Problem to work on: For the entries below, count the lines that contain the word "callout" and reply with that number only.
-- Opening Marker --
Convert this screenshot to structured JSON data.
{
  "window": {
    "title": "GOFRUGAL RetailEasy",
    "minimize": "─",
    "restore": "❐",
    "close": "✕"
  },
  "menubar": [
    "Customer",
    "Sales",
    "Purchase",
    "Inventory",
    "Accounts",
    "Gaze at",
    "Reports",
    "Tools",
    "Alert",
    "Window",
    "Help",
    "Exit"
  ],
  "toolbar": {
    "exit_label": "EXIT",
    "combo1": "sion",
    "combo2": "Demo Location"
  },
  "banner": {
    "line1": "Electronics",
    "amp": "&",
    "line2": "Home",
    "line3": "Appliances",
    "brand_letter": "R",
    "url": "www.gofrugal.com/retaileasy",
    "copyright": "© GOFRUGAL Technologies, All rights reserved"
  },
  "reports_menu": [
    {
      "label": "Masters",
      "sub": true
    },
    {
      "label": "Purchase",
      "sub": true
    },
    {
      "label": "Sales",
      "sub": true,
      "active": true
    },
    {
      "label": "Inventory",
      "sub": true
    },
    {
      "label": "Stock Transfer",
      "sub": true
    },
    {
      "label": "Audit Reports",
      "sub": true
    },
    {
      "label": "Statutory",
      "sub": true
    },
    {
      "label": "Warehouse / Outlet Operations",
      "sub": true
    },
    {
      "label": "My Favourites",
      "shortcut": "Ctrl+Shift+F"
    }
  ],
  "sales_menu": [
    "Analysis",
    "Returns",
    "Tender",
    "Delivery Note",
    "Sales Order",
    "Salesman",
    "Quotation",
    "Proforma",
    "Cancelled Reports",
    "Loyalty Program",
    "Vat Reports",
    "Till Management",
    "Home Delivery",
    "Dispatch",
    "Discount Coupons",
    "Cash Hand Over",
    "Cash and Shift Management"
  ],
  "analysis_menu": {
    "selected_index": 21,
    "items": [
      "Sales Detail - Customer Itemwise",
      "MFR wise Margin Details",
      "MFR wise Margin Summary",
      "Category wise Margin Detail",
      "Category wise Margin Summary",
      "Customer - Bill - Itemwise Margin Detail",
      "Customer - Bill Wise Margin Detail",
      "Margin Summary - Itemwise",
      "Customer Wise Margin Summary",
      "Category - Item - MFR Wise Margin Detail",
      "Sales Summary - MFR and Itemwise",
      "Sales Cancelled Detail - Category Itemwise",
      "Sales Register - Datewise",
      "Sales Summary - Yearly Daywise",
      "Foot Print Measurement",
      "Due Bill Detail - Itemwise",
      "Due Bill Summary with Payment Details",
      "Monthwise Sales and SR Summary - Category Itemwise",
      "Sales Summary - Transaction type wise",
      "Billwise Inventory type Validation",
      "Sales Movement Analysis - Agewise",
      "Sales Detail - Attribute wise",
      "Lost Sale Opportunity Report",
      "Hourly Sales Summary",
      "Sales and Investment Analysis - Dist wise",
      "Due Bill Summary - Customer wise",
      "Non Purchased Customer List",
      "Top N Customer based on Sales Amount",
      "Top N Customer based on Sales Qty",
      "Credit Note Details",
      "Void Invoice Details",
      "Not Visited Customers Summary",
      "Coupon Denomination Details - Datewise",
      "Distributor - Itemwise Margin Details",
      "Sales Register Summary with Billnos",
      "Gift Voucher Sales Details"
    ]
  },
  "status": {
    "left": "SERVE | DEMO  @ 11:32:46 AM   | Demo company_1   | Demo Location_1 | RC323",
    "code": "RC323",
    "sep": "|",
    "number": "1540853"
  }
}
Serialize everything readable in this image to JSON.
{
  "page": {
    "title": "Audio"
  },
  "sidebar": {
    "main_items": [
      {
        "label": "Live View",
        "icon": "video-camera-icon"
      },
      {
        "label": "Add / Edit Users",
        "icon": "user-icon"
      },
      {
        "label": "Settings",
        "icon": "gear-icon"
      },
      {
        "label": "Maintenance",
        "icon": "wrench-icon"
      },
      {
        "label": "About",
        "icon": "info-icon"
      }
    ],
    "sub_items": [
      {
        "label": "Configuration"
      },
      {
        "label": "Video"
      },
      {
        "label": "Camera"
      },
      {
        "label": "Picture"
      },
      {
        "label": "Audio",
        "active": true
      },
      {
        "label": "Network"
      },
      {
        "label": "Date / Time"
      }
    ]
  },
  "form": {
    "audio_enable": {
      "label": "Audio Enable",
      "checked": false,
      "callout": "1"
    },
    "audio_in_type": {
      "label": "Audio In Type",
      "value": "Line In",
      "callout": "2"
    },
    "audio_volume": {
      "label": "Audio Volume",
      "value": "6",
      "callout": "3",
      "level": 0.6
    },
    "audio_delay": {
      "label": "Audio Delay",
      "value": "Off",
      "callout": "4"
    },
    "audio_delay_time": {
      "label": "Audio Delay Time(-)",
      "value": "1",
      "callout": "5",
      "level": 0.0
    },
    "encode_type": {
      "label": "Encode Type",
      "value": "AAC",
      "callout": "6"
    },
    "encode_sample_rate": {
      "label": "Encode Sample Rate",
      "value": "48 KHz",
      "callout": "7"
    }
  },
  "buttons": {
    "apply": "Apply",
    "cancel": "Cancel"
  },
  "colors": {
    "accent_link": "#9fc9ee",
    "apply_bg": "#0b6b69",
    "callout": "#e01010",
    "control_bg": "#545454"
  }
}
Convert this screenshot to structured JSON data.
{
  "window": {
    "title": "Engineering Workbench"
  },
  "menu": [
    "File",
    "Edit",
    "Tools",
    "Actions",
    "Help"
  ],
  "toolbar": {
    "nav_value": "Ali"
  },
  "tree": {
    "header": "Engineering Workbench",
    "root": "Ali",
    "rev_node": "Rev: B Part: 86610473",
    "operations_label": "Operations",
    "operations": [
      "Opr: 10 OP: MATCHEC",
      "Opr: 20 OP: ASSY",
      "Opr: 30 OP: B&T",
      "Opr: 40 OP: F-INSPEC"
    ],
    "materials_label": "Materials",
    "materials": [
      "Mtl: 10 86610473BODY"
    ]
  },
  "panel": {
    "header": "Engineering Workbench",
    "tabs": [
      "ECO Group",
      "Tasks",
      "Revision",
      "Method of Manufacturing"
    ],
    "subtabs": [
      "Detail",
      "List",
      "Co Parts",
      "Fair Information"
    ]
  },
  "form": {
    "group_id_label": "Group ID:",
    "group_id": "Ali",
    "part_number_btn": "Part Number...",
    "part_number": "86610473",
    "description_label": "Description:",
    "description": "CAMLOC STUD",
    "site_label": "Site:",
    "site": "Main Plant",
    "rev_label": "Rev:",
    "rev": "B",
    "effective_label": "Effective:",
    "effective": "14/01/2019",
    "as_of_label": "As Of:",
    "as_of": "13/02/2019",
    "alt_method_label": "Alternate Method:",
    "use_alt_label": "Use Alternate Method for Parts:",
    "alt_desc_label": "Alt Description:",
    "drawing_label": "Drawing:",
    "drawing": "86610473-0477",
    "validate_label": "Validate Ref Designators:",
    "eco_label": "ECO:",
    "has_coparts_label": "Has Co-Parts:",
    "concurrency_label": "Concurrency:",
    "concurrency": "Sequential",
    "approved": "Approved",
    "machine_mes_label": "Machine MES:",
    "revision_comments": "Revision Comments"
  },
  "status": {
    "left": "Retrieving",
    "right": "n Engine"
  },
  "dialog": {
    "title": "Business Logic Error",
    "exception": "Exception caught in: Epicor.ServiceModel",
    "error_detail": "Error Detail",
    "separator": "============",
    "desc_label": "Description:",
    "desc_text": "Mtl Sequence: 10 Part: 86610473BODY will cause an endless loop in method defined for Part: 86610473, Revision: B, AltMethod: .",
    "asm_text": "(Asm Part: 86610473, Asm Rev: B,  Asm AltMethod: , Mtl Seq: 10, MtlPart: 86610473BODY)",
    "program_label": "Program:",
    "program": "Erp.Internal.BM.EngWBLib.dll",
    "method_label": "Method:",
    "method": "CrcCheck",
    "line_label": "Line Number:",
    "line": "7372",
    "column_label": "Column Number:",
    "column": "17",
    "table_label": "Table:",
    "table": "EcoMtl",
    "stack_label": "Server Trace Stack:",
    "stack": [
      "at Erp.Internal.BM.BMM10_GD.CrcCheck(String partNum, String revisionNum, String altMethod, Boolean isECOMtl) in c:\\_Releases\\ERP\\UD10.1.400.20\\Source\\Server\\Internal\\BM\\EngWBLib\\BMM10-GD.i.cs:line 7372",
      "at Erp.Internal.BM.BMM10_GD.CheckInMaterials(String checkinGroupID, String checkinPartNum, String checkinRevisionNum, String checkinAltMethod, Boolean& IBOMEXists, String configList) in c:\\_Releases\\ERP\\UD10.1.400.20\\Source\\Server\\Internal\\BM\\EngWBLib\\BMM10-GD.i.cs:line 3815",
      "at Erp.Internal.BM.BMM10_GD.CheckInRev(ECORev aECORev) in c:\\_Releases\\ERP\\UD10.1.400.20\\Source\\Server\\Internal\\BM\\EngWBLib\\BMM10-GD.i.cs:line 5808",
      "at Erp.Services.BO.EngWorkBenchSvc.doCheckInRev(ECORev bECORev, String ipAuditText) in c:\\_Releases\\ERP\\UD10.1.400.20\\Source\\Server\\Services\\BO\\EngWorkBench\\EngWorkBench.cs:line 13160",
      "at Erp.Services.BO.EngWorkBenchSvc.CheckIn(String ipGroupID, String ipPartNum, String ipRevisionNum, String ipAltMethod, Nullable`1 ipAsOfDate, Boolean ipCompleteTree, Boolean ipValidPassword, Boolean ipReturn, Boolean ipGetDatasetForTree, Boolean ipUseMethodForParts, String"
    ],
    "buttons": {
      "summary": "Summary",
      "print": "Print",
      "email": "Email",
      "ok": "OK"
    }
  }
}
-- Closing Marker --
Answer to this exercise: 8